UPDATE 1-Soccer-Scrap VAR, says Liverpool captain Henderson

(Repeats fixing typo in second para)

BRIGHTON, England, Nov 28 (Reuters) - Liverpool captain Jordan Henderson said he would like to see the video assistant referee (VAR) system scrapped and a return to “normal” football, after three decisions went against his team on Saturday.

Brighton & Hove Albion earned a 1-1 draw with the champions when they were given a stoppage-time penalty after referee Stuart Attwell was sent to the pitchside monitor and ruled that Andy Robertson had caught striker Danny Welbeck as he cleared. Liverpool had two offside goals ruled out by VAR.

“I don’t want to speak for anybody else but in my opinion I would,” Henderson said. “I just want to play football as normal.

“I saw Kevin de Bruyne saying in an interview they have changed so many rules we don’t know what they are anymore.
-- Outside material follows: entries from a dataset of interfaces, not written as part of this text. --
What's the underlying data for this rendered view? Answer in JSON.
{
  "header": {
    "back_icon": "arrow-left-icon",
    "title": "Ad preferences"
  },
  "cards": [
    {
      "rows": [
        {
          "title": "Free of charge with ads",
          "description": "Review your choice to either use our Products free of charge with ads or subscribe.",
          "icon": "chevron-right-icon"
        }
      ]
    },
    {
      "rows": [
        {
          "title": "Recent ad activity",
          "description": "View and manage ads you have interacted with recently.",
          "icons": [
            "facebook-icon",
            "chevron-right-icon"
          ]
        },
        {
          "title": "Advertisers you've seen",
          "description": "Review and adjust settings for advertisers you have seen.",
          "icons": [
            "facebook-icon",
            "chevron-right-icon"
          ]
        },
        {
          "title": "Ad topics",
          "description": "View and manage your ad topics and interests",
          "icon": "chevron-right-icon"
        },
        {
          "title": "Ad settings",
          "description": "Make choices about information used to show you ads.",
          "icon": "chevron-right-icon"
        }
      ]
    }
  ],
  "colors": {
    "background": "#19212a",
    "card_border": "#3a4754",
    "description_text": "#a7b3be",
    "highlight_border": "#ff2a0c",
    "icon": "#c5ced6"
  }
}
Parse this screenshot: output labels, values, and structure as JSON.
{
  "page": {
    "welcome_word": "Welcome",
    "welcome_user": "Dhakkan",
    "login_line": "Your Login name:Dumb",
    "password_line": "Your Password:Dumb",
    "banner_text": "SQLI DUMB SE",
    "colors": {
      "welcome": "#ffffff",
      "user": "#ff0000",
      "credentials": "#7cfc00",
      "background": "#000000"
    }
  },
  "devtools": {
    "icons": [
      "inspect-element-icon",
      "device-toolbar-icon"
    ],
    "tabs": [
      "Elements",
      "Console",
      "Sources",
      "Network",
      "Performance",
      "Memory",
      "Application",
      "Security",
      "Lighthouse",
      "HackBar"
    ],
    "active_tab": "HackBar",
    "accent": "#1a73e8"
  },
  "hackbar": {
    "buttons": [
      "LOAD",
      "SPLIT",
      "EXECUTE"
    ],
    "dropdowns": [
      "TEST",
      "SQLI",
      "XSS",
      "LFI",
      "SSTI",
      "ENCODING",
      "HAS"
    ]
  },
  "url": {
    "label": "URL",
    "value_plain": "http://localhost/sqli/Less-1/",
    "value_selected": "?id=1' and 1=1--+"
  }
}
That for me is a big problem. In my opinion I would rather play without it,” he said.

“The third one, I don’t know, it’s not a penalty. You can think I’m biased but if you ask four or five or their lads they will say the same thing... You feel as though there are a lot of decisions that go against you, but that decision for me today is baffling,” he said.

VAR is meant to overturn “clear and obvious” errors made by referees and Liverpool’s James Milner said its constant intervention in the decision-making process was ruining the game.

“It’s ‘clear and obvious’ we need a serious discussion about VAR,” Milner wrote on Twitter. “Sure I’m not alone in feeling like they are falling out of love with the game in its current state.”

Television pundit Gary Lineker agreed with Milner, saying VAR had changed the sport and “certainly not for the better” while Liverpool manager Juergen Klopp struck a more resigned tone.

“We are used to armpits. We have a toe today. It is how it is. I think the decisions were right,” he said.

“What do you want me to say? I said it was a penalty because the ref whistled it, after watching it.” (Reporting by Simon Evans, additional reporting by Rohith Nair; Editing by Hugh Lawson and Ed Osmond)